Task |
Reproduce all the entries exactly.

Source information |
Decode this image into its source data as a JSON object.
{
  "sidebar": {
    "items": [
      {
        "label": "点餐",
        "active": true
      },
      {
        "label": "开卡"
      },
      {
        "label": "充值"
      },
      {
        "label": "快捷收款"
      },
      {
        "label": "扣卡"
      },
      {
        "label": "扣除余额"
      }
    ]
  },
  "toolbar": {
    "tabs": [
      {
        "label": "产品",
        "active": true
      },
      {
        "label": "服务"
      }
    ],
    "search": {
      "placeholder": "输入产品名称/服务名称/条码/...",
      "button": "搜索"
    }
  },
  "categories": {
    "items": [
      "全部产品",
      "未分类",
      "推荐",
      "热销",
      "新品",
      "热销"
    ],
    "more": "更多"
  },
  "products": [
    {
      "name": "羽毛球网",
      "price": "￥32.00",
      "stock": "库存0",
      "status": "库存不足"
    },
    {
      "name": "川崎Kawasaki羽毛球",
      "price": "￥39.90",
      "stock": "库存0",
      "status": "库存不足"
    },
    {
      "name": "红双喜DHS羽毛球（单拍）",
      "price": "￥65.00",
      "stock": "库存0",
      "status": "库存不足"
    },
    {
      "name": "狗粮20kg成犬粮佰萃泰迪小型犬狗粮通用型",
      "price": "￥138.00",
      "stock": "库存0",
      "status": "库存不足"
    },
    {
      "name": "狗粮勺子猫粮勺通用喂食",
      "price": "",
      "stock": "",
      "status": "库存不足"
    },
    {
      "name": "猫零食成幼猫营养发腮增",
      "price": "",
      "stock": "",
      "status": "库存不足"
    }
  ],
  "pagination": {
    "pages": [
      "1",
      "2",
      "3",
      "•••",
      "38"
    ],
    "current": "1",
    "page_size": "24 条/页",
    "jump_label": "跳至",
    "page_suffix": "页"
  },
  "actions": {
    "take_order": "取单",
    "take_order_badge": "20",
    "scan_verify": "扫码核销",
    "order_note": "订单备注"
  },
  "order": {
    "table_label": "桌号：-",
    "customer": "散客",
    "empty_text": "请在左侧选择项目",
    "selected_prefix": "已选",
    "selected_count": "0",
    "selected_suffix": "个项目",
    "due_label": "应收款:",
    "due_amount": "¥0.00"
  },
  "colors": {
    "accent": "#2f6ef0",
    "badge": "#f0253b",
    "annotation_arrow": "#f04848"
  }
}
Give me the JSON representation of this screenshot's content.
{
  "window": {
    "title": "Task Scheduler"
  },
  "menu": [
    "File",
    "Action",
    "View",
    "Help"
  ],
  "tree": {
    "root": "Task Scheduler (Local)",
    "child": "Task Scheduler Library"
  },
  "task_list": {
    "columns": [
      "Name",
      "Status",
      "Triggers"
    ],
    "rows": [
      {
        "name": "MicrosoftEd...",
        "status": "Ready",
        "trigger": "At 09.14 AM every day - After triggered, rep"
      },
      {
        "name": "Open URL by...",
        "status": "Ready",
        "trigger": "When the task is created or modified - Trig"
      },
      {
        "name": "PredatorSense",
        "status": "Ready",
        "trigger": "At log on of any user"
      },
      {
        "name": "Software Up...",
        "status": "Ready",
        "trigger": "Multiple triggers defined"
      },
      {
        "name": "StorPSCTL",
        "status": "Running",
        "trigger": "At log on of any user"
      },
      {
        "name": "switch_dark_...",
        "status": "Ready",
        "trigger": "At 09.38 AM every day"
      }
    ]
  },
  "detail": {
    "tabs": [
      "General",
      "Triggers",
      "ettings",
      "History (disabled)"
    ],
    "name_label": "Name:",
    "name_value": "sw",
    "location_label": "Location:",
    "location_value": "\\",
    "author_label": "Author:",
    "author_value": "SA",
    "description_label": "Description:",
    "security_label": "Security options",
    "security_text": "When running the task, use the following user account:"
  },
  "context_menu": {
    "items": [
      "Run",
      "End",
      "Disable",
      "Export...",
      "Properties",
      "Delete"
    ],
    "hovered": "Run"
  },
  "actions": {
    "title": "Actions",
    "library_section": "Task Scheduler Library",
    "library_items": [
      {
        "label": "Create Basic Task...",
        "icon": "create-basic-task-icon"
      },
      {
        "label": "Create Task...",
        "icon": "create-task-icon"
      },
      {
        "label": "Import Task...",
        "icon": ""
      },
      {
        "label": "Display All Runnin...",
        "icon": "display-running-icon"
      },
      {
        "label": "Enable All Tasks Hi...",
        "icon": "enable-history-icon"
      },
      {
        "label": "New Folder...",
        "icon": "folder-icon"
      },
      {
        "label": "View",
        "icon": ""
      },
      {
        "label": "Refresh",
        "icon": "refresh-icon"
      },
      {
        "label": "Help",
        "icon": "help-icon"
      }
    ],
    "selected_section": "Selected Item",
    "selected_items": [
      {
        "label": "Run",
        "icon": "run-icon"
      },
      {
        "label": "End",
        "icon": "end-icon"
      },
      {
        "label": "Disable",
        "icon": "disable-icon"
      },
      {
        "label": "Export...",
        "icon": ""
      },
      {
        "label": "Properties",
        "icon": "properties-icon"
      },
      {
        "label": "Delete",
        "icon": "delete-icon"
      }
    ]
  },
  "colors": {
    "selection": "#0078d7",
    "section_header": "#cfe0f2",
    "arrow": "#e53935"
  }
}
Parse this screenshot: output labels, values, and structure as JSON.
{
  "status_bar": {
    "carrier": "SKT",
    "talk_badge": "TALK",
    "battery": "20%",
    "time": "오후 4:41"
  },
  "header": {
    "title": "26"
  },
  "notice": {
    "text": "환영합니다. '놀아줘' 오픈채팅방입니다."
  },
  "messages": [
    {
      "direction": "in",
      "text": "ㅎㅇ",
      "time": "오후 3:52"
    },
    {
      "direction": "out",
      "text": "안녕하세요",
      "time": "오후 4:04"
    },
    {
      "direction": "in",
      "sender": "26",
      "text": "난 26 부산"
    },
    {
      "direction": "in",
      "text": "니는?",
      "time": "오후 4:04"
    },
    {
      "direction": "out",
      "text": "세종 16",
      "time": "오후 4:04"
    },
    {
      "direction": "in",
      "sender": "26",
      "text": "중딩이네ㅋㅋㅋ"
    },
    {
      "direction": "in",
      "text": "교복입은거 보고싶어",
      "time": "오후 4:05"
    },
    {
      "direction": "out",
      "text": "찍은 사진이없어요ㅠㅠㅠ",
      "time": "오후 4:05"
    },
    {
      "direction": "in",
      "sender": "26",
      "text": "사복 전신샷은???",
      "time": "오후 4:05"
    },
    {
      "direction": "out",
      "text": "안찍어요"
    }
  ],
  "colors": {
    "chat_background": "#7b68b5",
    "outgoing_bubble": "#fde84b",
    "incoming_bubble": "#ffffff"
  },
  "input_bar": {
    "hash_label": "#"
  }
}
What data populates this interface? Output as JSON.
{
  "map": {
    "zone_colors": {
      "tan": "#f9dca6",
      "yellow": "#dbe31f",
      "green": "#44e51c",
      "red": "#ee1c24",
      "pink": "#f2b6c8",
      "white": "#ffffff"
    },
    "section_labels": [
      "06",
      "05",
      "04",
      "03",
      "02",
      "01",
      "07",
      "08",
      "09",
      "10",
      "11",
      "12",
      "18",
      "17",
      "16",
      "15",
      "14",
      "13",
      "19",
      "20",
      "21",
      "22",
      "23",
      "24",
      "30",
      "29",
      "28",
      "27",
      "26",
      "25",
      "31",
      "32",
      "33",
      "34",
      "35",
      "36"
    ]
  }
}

Answer section |
Decode this image into its source data as a JSON object.
{
  "sidebar": {
    "items": [
      {
        "label": "点餐",
        "active": true
      },
      {
        "label": "开卡"
      },
      {
        "label": "充值"
      },
      {
        "label": "快捷收款"
      },
      {
        "label": "扣卡"
      },
      {
        "label": "扣除余额"
      }
    ]
  },
  "toolbar": {
    "tabs": [
      {
        "label": "产品",
        "active": true
      },
      {
        "label": "服务"
      }
    ],
    "search": {
      "placeholder": "输入产品名称/服务名称/条码/...",
      "button": "搜索"
    }
  },
  "categories": {
    "items": [
      "全部产品",
      "未分类",
      "推荐",
      "热销",
      "新品",
      "热销"
    ],
    "more": "更多"
  },
  "products": [
    {
      "name": "羽毛球网",
      "price": "￥32.00",
      "stock": "库存0",
      "status": "库存不足"
    },
    {
      "name": "川崎Kawasaki羽毛球",
      "price": "￥39.90",
      "stock": "库存0",
      "status": "库存不足"
    },
    {
      "name": "红双喜DHS羽毛球（单拍）",
      "price": "￥65.00",
      "stock": "库存0",
      "status": "库存不足"
    },
    {
      "name": "狗粮20kg成犬粮佰萃泰迪小型犬狗粮通用型",
      "price": "￥138.00",
      "stock": "库存0",
      "status": "库存不足"
    },
    {
      "name": "狗粮勺子猫粮勺通用喂食",
      "price": "",
      "stock": "",
      "status": "库存不足"
    },
    {
      "name": "猫零食成幼猫营养发腮增",
      "price": "",
      "stock": "",
      "status": "库存不足"
    }
  ],
  "pagination": {
    "pages": [
      "1",
      "2",
      "3",
      "•••",
      "38"
    ],
    "current": "1",
    "page_size": "24 条/页",
    "jump_label": "跳至",
    "page_suffix": "页"
  },
  "actions": {
    "take_order": "取单",
    "take_order_badge": "20",
    "scan_verify": "扫码核销",
    "order_note": "订单备注"
  },
  "order": {
    "table_label": "桌号：-",
    "customer": "散客",
    "empty_text": "请在左侧选择项目",
    "selected_prefix": "已选",
    "selected_count": "0",
    "selected_suffix": "个项目",
    "due_label": "应收款:",
    "due_amount": "¥0.00"
  },
  "colors": {
    "accent": "#2f6ef0",
    "badge": "#f0253b",
    "annotation_arrow": "#f04848"
  }
}
Give me the JSON representation of this screenshot's content.
{
  "window": {
    "title": "Task Scheduler"
  },
  "menu": [
    "File",
    "Action",
    "View",
    "Help"
  ],
  "tree": {
    "root": "Task Scheduler (Local)",
    "child": "Task Scheduler Library"
  },
  "task_list": {
    "columns": [
      "Name",
      "Status",
      "Triggers"
    ],
    "rows": [
      {
        "name": "MicrosoftEd...",
        "status": "Ready",
        "trigger": "At 09.14 AM every day - After triggered, rep"
      },
      {
        "name": "Open URL by...",
        "status": "Ready",
        "trigger": "When the task is created or modified - Trig"
      },
      {
        "name": "PredatorSense",
        "status": "Ready",
        "trigger": "At log on of any user"
      },
      {
        "name": "Software Up...",
        "status": "Ready",
        "trigger": "Multiple triggers defined"
      },
      {
        "name": "StorPSCTL",
        "status": "Running",
        "trigger": "At log on of any user"
      },
      {
        "name": "switch_dark_...",
        "status": "Ready",
        "trigger": "At 09.38 AM every day"
      }
    ]
  },
  "detail": {
    "tabs": [
      "General",
      "Triggers",
      "ettings",
      "History (disabled)"
    ],
    "name_label": "Name:",
    "name_value": "sw",
    "location_label": "Location:",
    "location_value": "\\",
    "author_label": "Author:",
    "author_value": "SA",
    "description_label": "Description:",
    "security_label": "Security options",
    "security_text": "When running the task, use the following user account:"
  },
  "context_menu": {
    "items": [
      "Run",
      "End",
      "Disable",
      "Export...",
      "Properties",
      "Delete"
    ],
    "hovered": "Run"
  },
  "actions": {
    "title": "Actions",
    "library_section": "Task Scheduler Library",
    "library_items": [
      {
        "label": "Create Basic Task...",
        "icon": "create-basic-task-icon"
      },
      {
        "label": "Create Task...",
        "icon": "create-task-icon"
      },
      {
        "label": "Import Task...",
        "icon": ""
      },
      {
        "label": "Display All Runnin...",
        "icon": "display-running-icon"
      },
      {
        "label": "Enable All Tasks Hi...",
        "icon": "enable-history-icon"
      },
      {
        "label": "New Folder...",
        "icon": "folder-icon"
      },
      {
        "label": "View",
        "icon": ""
      },
      {
        "label": "Refresh",
        "icon": "refresh-icon"
      },
      {
        "label": "Help",
        "icon": "help-icon"
      }
    ],
    "selected_section": "Selected Item",
    "selected_items": [
      {
        "label": "Run",
        "icon": "run-icon"
      },
      {
        "label": "End",
        "icon": "end-icon"
      },
      {
        "label": "Disable",
        "icon": "disable-icon"
      },
      {
        "label": "Export...",
        "icon": ""
      },
      {
        "label": "Properties",
        "icon": "properties-icon"
      },
      {
        "label": "Delete",
        "icon": "delete-icon"
      }
    ]
  },
  "colors": {
    "selection": "#0078d7",
    "section_header": "#cfe0f2",
    "arrow": "#e53935"
  }
}
Parse this screenshot: output labels, values, and structure as JSON.
{
  "status_bar": {
    "carrier": "SKT",
    "talk_badge": "TALK",
    "battery": "20%",
    "time": "오후 4:41"
  },
  "header": {
    "title": "26"
  },
  "notice": {
    "text": "환영합니다. '놀아줘' 오픈채팅방입니다."
  },
  "messages": [
    {
      "direction": "in",
      "text": "ㅎㅇ",
      "time": "오후 3:52"
    },
    {
      "direction": "out",
      "text": "안녕하세요",
      "time": "오후 4:04"
    },
    {
      "direction": "in",
      "sender": "26",
      "text": "난 26 부산"
    },
    {
      "direction": "in",
      "text": "니는?",
      "time": "오후 4:04"
    },
    {
      "direction": "out",
      "text": "세종 16",
      "time": "오후 4:04"
    },
    {
      "direction": "in",
      "sender": "26",
      "text": "중딩이네ㅋㅋㅋ"
    },
    {
      "direction": "in",
      "text": "교복입은거 보고싶어",
      "time": "오후 4:05"
    },
    {
      "direction": "out",
      "text": "찍은 사진이없어요ㅠㅠㅠ",
      "time": "오후 4:05"
    },
    {
      "direction": "in",
      "sender": "26",
      "text": "사복 전신샷은???",
      "time": "오후 4:05"
    },
    {
      "direction": "out",
      "text": "안찍어요"
    }
  ],
  "colors": {
    "chat_background": "#7b68b5",
    "outgoing_bubble": "#fde84b",
    "incoming_bubble": "#ffffff"
  },
  "input_bar": {
    "hash_label": "#"
  }
}
What data populates this interface? Output as JSON.
{
  "map": {
    "zone_colors": {
      "tan": "#f9dca6",
      "yellow": "#dbe31f",
      "green": "#44e51c",
      "red": "#ee1c24",
      "pink": "#f2b6c8",
      "white": "#ffffff"
    },
    "section_labels": [
      "06",
      "05",
      "04",
      "03",
      "02",
      "01",
      "07",
      "08",
      "09",
      "10",
      "11",
      "12",
      "18",
      "17",
      "16",
      "15",
      "14",
      "13",
      "19",
      "20",
      "21",
      "22",
      "23",
      "24",
      "30",
      "29",
      "28",
      "27",
      "26",
      "25",
      "31",
      "32",
      "33",
      "34",
      "35",
      "36"
    ]
  }
}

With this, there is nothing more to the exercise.